WORK TO COMPLETE
Repeat each entry exactly, but do not carry over the pictures.

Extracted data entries

____

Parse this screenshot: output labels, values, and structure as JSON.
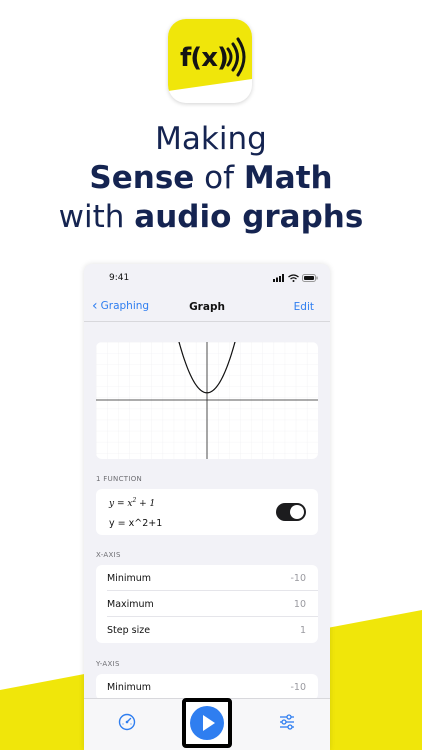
{
  "headline": {
    "line1": "Making",
    "line2_bold1": "Sense",
    "line2_mid": " of ",
    "line2_bold2": "Math",
    "line3_pre": "with ",
    "line3_bold": "audio graphs"
  },
  "app_icon": {
    "label": "f(x)"
  },
  "status_bar": {
    "time": "9:41"
  },
  "nav": {
    "back_label": "Graphing",
    "title": "Graph",
    "edit_label": "Edit"
  },
  "functions": {
    "header": "1 FUNCTION",
    "items": [
      {
        "eq_prefix": "y = x",
        "eq_exp": "2",
        "eq_suffix": " + 1",
        "text": "y = x^2+1",
        "enabled": true
      }
    ]
  },
  "x_axis": {
    "header": "X-AXIS",
    "rows": [
      {
        "label": "Minimum",
        "value": "-10"
      },
      {
        "label": "Maximum",
        "value": "10"
      },
      {
        "label": "Step size",
        "value": "1"
      }
    ]
  },
  "y_axis": {
    "header": "Y-AXIS",
    "rows": [
      {
        "label": "Minimum",
        "value": "-10"
      }
    ]
  },
  "tabs": {
    "left_icon": "gauge-icon",
    "center_icon": "play-icon",
    "right_icon": "sliders-icon"
  },
  "colors": {
    "accent": "#2f7ef0",
    "brand_yellow": "#f0e60a",
    "headline": "#152451"
  }
}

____

TASK RESULT
Parse this screenshot: output labels, values, and structure as JSON.
{
  "headline": {
    "line1": "Making",
    "line2_bold1": "Sense",
    "line2_mid": " of ",
    "line2_bold2": "Math",
    "line3_pre": "with ",
    "line3_bold": "audio graphs"
  },
  "app_icon": {
    "label": "f(x)"
  },
  "status_bar": {
    "time": "9:41"
  },
  "nav": {
    "back_label": "Graphing",
    "title": "Graph",
    "edit_label": "Edit"
  },
  "functions": {
    "header": "1 FUNCTION",
    "items": [
      {
        "eq_prefix": "y = x",
        "eq_exp": "2",
        "eq_suffix": " + 1",
        "text": "y = x^2+1",
        "enabled": true
      }
    ]
  },
  "x_axis": {
    "header": "X-AXIS",
    "rows": [
      {
        "label": "Minimum",
        "value": "-10"
      },
      {
        "label": "Maximum",
        "value": "10"
      },
      {
        "label": "Step size",
        "value": "1"
      }
    ]
  },
  "y_axis": {
    "header": "Y-AXIS",
    "rows": [
      {
        "label": "Minimum",
        "value": "-10"
      }
    ]
  },
  "tabs": {
    "left_icon": "gauge-icon",
    "center_icon": "play-icon",
    "right_icon": "sliders-icon"
  },
  "colors": {
    "accent": "#2f7ef0",
    "brand_yellow": "#f0e60a",
    "headline": "#152451"
  }
}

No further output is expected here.